The above jobscript will run 4 MPI processes (-n 4). The --map-by flag describes how we want the processes distributed across the resources available to our job. In this case ppr:1:node:pe=$OMP_NUM_THREADS means the processes per resource are: 1 process per node (i.e., compute node). Each MPI process will use 32 threads. The :pe=$OMP_NUM_THREADS means we want that 1 MPI process to be bound to 32 physical CPU cores. Without this, the default is for the MPI process to be bound to only the cores in a single socket (CPU) and so you end up with two OpenMP threads running on each core of the first socket in the compute node. By specifying :pe=$OMP_NUM_THREADS we have each OpenMP thread running on its own CPU core – so the cores from both sockets (CPUs) in the compute node are used.

To see how processes are mapped to nodes / cores add --report-bindings to the mpirun command (before the name of your application appears on the line).

Example 2: One MPI process per socket (CPU)

The following example shows how to place one MPI process on each socket (CPU) in each compute node. A compute node contains two sockets (CPUs) and each socket provides 16 cores. Hence there will be two MPI process per compute node and each process will use 16 OpenMP threads for multi-core processing.

#!/bin/bash --login
#$ -cwd
#$ -pe hpc.pe 128                # This gives the job 4 x 32-core compute nodes
#$ -P hpc-projectcode            # Your your own HPC project code here

module load mpi/intel-19.1/openmpi/4.1.1

# Instruct each MPI process to use 16 OpenMP threads
export OMP_NUM_THREADS=16

# Run 8 MPI processes in total, one per socket. The --map-by flag describes this distribution.
mpirun -n 8 --map-by ppr:1:socket:pe=$OMP_NUM_THREADS app.exe args ...

The above jobscript will run 8 MPI processes (-n 8). The --map-by flag describes how we want the processes distributed across the resources available to our job.
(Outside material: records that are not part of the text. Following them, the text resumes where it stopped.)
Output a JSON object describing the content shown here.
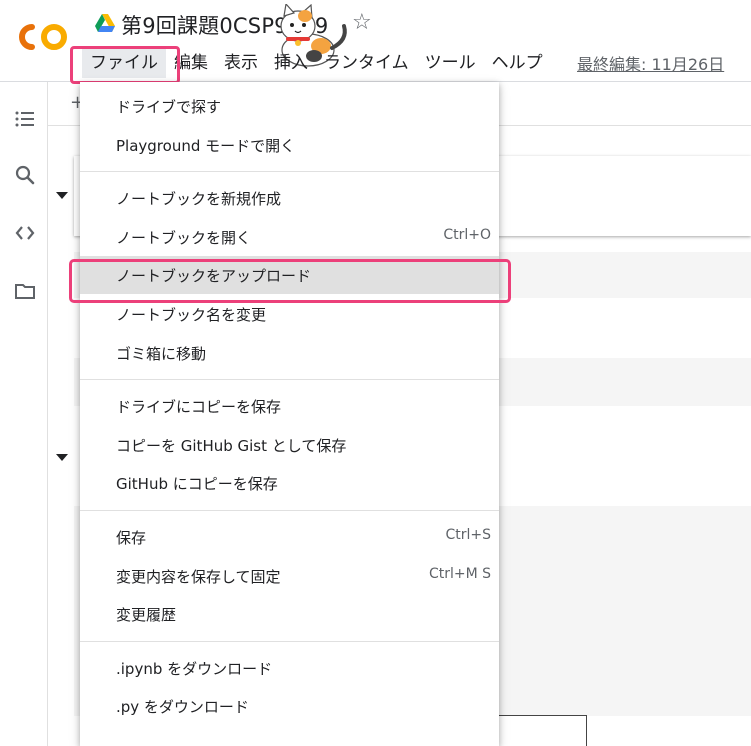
{
  "app": {
    "title": "第9回課題0CSP9999",
    "last_edit": "最終編集: 11月26日"
  },
  "menubar": [
    {
      "label": "ファイル",
      "active": true
    },
    {
      "label": "編集"
    },
    {
      "label": "表示"
    },
    {
      "label": "挿入"
    },
    {
      "label": "ランタイム"
    },
    {
      "label": "ツール"
    },
    {
      "label": "ヘルプ"
    }
  ],
  "toolbar": {
    "add_label": "+"
  },
  "rail_icons": [
    "table-of-contents-icon",
    "search-icon",
    "code-snippets-icon",
    "files-icon"
  ],
  "file_menu": {
    "groups": [
      [
        {
          "label": "ドライブで探す",
          "shortcut": ""
        },
        {
          "label": "Playground モードで開く",
          "shortcut": ""
        }
      ],
      [
        {
          "label": "ノートブックを新規作成",
          "shortcut": ""
        },
        {
          "label": "ノートブックを開く",
          "shortcut": "Ctrl+O"
        },
        {
          "label": "ノートブックをアップロード",
          "shortcut": "",
          "hover": true
        },
        {
          "label": "ノートブック名を変更",
          "shortcut": ""
        },
        {
          "label": "ゴミ箱に移動",
          "shortcut": ""
        }
      ],
      [
        {
          "label": "ドライブにコピーを保存",
          "shortcut": ""
        },
        {
          "label": "コピーを GitHub Gist として保存",
          "shortcut": ""
        },
        {
          "label": "GitHub にコピーを保存",
          "shortcut": ""
        }
      ],
      [
        {
          "label": "保存",
          "shortcut": "Ctrl+S"
        },
        {
          "label": "変更内容を保存して固定",
          "shortcut": "Ctrl+M S"
        },
        {
          "label": "変更履歴",
          "shortcut": ""
        }
      ],
      [
        {
          "label": ".ipynb をダウンロード",
          "shortcut": ""
        },
        {
          "label": ".py をダウンロード",
          "shortcut": ""
        }
      ]
    ]
  },
  "colors": {
    "highlight": "#ec407a",
    "hover_bg": "#e0e0e0",
    "logo_orange": "#f9ab00",
    "logo_amber": "#e8710a"
  }
}
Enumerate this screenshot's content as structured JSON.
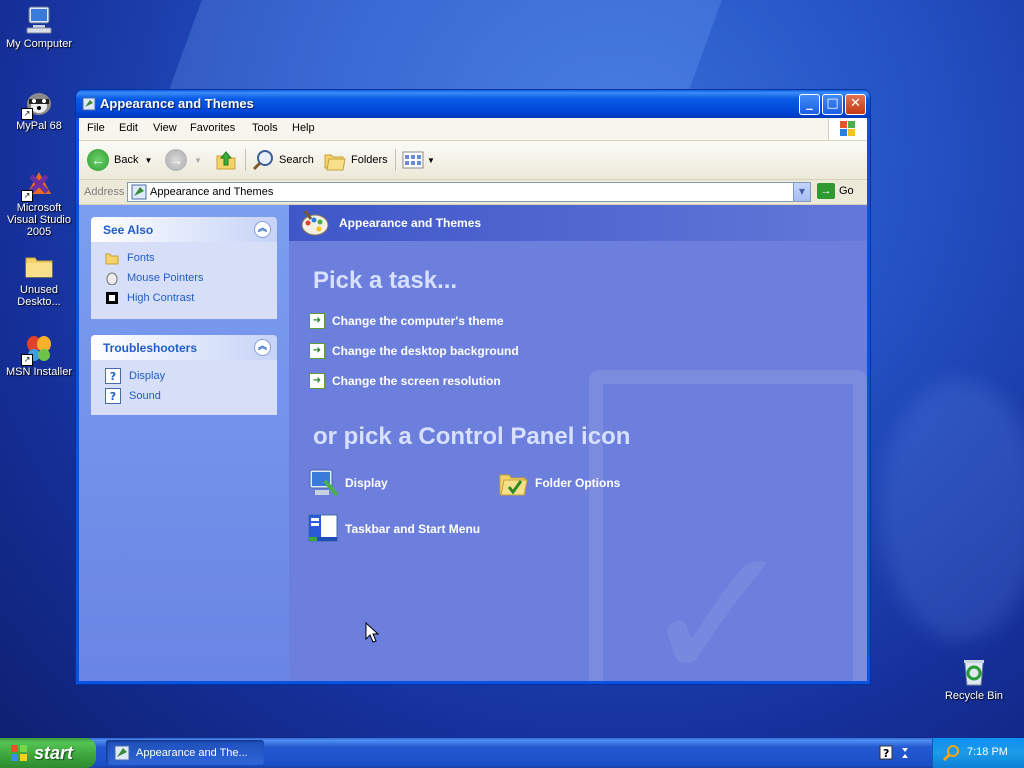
{
  "desktop": {
    "icons": [
      {
        "label": "My Computer"
      },
      {
        "label": "MyPal 68"
      },
      {
        "label": "Microsoft Visual Studio 2005"
      },
      {
        "label": "Unused Deskto..."
      },
      {
        "label": "MSN Installer"
      },
      {
        "label": "Recycle Bin"
      }
    ]
  },
  "window": {
    "title": "Appearance and Themes",
    "buttons": {
      "minimize": "_",
      "maximize": "□",
      "close": "✕"
    },
    "menu": [
      "File",
      "Edit",
      "View",
      "Favorites",
      "Tools",
      "Help"
    ],
    "toolbar": {
      "back": "Back",
      "search": "Search",
      "folders": "Folders"
    },
    "address": {
      "label": "Address",
      "value": "Appearance and Themes",
      "go": "Go"
    },
    "left_pane": {
      "see_also": {
        "title": "See Also",
        "items": [
          "Fonts",
          "Mouse Pointers",
          "High Contrast"
        ]
      },
      "troubleshooters": {
        "title": "Troubleshooters",
        "items": [
          "Display",
          "Sound"
        ]
      }
    },
    "right_pane": {
      "header": "Appearance and Themes",
      "pick_task": "Pick a task...",
      "tasks": [
        "Change the computer's theme",
        "Change the desktop background",
        "Change the screen resolution"
      ],
      "pick_icon": "or pick a Control Panel icon",
      "icons": [
        "Display",
        "Folder Options",
        "Taskbar and Start Menu"
      ]
    }
  },
  "taskbar": {
    "start": "start",
    "items": [
      "Appearance and The..."
    ],
    "clock": "7:18 PM"
  },
  "colors": {
    "xp_blue": "#0a53e0",
    "task_pane_link": "#215dc6",
    "content_blue": "#6c7fdc",
    "start_green": "#3ca53c"
  }
}
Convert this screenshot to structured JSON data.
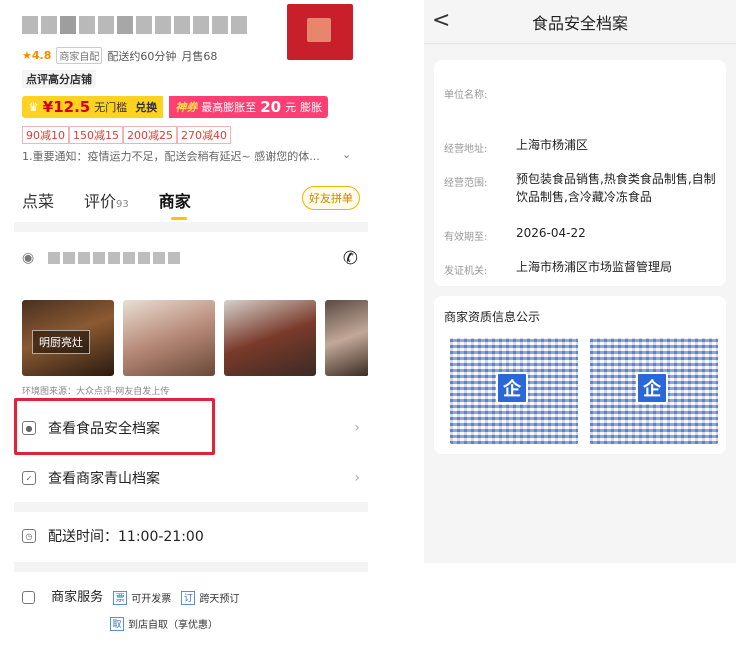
{
  "left": {
    "meta": {
      "rating": "★4.8",
      "tag": "商家自配",
      "delivery": "配送约60分钟",
      "monthly_sales": "月售68"
    },
    "shop_badge": "点评高分店铺",
    "coupon": {
      "price": "¥12.5",
      "threshold": "无门槛",
      "exchange": "兑换",
      "shen": "神券",
      "max_label": "最高膨胀至",
      "max_value": "20",
      "unit": "元",
      "expand": "膨胀"
    },
    "discounts": [
      "90减10",
      "150减15",
      "200减25",
      "270减40"
    ],
    "notice": "1.重要通知：疫情运力不足，配送会稍有延迟~ 感谢您的体...",
    "notice_arrow": "⌄",
    "tabs": [
      {
        "label": "点菜",
        "count": ""
      },
      {
        "label": "评价",
        "count": "93"
      },
      {
        "label": "商家",
        "count": ""
      }
    ],
    "friend_button": "好友拼单",
    "photo_label": "明厨亮灶",
    "photo_source": "环境图来源：大众点评-网友自发上传",
    "rows": {
      "food_safety": "查看食品安全档案",
      "qingshan": "查看商家青山档案",
      "delivery_time": "配送时间：11:00-21:00"
    },
    "services": {
      "label": "商家服务",
      "items": [
        {
          "icon": "票",
          "label": "可开发票"
        },
        {
          "icon": "订",
          "label": "跨天预订"
        },
        {
          "icon": "取",
          "label": "到店自取（享优惠）"
        }
      ]
    },
    "highlight_color": "#e0223c"
  },
  "right": {
    "title": "食品安全档案",
    "back": "<",
    "fields": [
      {
        "label": "单位名称:",
        "value": ""
      },
      {
        "label": "经营地址:",
        "value": "上海市杨浦区"
      },
      {
        "label": "经营范围:",
        "value": "预包装食品销售,热食类食品制售,自制饮品制售,含冷藏冷冻食品"
      },
      {
        "label": "有效期至:",
        "value": "2026-04-22"
      },
      {
        "label": "发证机关:",
        "value": "上海市杨浦区市场监督管理局"
      }
    ],
    "qual_title": "商家资质信息公示",
    "qr_icon_text": "企"
  }
}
In this case ppr:1:socket:pe=$OMP_NUM_THREADS means the processes per resource are: 1 process per socket (where each compute node has two sockets). Each MPI process will use 16 threads. The :pe=$OMP_NUM_THREADS means we want each MPI process to be bound to 16 physical CPU cores. In this example the :pe=$OMP_NUM_THREADS is optional – the default behaviour is correct because we request that each MPI process uses 16 threads and there are 16 cores in each socket.

To see how processes are mapped to nodes / cores add --report-bindings to the mpirun command (before the name of your application appears on the line).
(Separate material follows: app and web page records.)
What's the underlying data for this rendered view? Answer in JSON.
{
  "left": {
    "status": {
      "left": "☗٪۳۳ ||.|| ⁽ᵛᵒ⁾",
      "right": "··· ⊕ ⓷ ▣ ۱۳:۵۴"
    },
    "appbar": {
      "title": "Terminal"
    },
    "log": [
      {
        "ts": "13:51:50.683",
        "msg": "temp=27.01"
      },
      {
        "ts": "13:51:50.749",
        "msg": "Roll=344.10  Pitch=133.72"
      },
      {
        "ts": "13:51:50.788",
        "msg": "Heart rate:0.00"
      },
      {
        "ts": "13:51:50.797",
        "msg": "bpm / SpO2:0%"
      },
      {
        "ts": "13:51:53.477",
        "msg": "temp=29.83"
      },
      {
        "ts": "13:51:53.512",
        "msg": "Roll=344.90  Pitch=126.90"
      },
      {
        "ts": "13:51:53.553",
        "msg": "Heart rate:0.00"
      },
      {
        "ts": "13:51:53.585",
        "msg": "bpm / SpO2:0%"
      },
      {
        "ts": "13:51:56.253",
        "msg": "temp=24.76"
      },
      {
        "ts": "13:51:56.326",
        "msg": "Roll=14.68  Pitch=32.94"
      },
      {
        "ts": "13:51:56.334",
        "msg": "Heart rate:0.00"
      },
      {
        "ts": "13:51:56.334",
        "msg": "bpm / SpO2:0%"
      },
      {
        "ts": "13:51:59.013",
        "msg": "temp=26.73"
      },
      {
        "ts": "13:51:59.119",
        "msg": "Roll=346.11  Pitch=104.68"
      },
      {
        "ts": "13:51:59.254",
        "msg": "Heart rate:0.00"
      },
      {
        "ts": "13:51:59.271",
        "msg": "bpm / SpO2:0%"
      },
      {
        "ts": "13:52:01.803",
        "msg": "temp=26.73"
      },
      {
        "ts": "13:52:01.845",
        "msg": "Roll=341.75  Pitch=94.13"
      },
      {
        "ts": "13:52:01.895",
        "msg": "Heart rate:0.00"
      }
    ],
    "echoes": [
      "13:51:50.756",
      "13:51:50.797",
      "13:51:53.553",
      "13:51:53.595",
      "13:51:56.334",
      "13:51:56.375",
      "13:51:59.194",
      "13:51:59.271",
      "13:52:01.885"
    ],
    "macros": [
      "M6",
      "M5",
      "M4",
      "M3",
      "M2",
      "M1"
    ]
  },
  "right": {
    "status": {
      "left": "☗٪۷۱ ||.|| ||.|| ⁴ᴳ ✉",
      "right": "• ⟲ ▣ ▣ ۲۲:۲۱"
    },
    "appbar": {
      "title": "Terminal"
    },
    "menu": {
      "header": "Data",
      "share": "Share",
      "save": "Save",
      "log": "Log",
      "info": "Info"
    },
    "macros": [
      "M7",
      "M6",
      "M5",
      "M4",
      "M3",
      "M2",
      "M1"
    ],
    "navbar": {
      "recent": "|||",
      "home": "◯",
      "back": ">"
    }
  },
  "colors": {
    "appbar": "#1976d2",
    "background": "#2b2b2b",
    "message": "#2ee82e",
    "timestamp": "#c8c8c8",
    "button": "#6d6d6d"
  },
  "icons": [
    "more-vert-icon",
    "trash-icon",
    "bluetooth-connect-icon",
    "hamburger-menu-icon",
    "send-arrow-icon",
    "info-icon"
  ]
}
Example 3: Two MPI process per socket (CPU)

The following example shows how to place two MPI process on each socket (CPU) in each compute node. A compute node contains two sockets (CPUs) and each socket provides 16 cores. Hence there will be four MPI process per compute node and each process will use 8 OpenMP threads for multi-core processing.
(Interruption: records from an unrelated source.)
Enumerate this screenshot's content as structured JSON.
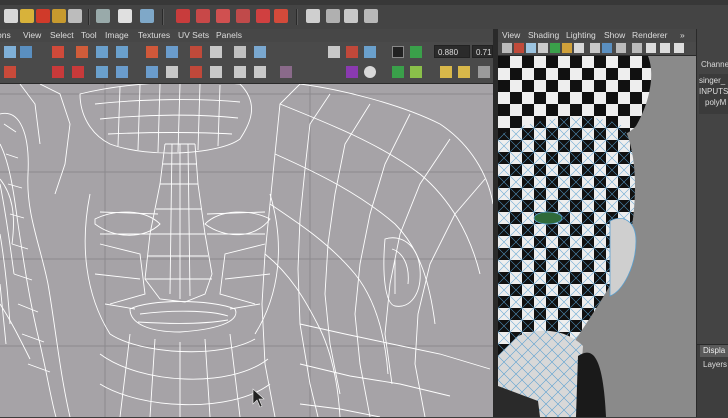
{
  "colors": {
    "uv_background": "#a6a3a7",
    "wireframe": "#ffffff",
    "grid_line": "#8c8a8e",
    "panel_background": "#444444",
    "selection_highlight": "#5aa0d0"
  },
  "uv_editor": {
    "menu": [
      "ons",
      "View",
      "Select",
      "Tool",
      "Image",
      "Textures",
      "UV Sets",
      "Panels"
    ],
    "fields": {
      "value_1": "0.880",
      "value_2": "0.71"
    }
  },
  "viewport": {
    "menu": [
      "View",
      "Shading",
      "Lighting",
      "Show",
      "Renderer"
    ],
    "overflow_glyph": "»"
  },
  "channel_box": {
    "title": "Channel",
    "object_name": "singer_",
    "inputs_label": "INPUTS",
    "input_node": "polyM",
    "display_tab": "Displa",
    "layers_menu": "Layers"
  },
  "icons": [
    "new-scene-icon",
    "open-scene-icon",
    "save-scene-icon",
    "select-tool-icon",
    "lasso-icon",
    "move-tool-icon",
    "rotate-tool-icon",
    "scale-tool-icon",
    "snap-grid-icon",
    "snap-curve-icon",
    "snap-point-icon",
    "render-icon",
    "ipr-render-icon",
    "render-settings-icon",
    "uv-flip-icon",
    "uv-rotate-icon",
    "uv-cut-icon",
    "uv-sew-icon",
    "uv-layout-icon",
    "checker-icon",
    "grid-toggle-icon",
    "shaded-uv-icon"
  ]
}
#!/bin/bash --login
#$ -cwd
#$ -pe hpc.pe 128                # This gives the job 4 x 32-core compute nodes
#$ -P hpc-projectcode            # Your your own HPC project code here

module load mpi/intel-19.1/openmpi/4.1.1

# Instruct each MPI process to use 16 OpenMP threads
export OMP_NUM_THREADS=8

# Run 16 MPI processes in total, two per socket. The --map-by flag describes this distribution.
mpirun -n 16 --map-by ppr:2:socket:pe=$OMP_NUM_THREADS app.exe args ...

The above jobscript will run 16 MPI processes (-n 16). The --map-by flag describes how we want the processes distributed across the resources available to our job. In this case ppr:2:socket:pe=$OMP_NUM_THREADS means the processes per resource are: 2 processes per socket (where each compute node has two sockets). Each MPI process will use 8 threads. The :pe=$OMP_NUM_THREADS means we want each MPI process to be bound to 8 physical CPU cores.

To see how processes are mapped to nodes / cores add --report-bindings to the mpirun command (before the name of your application appears on the line).

Last modified on September 23, 2022 at 2:21 pm by George Leaver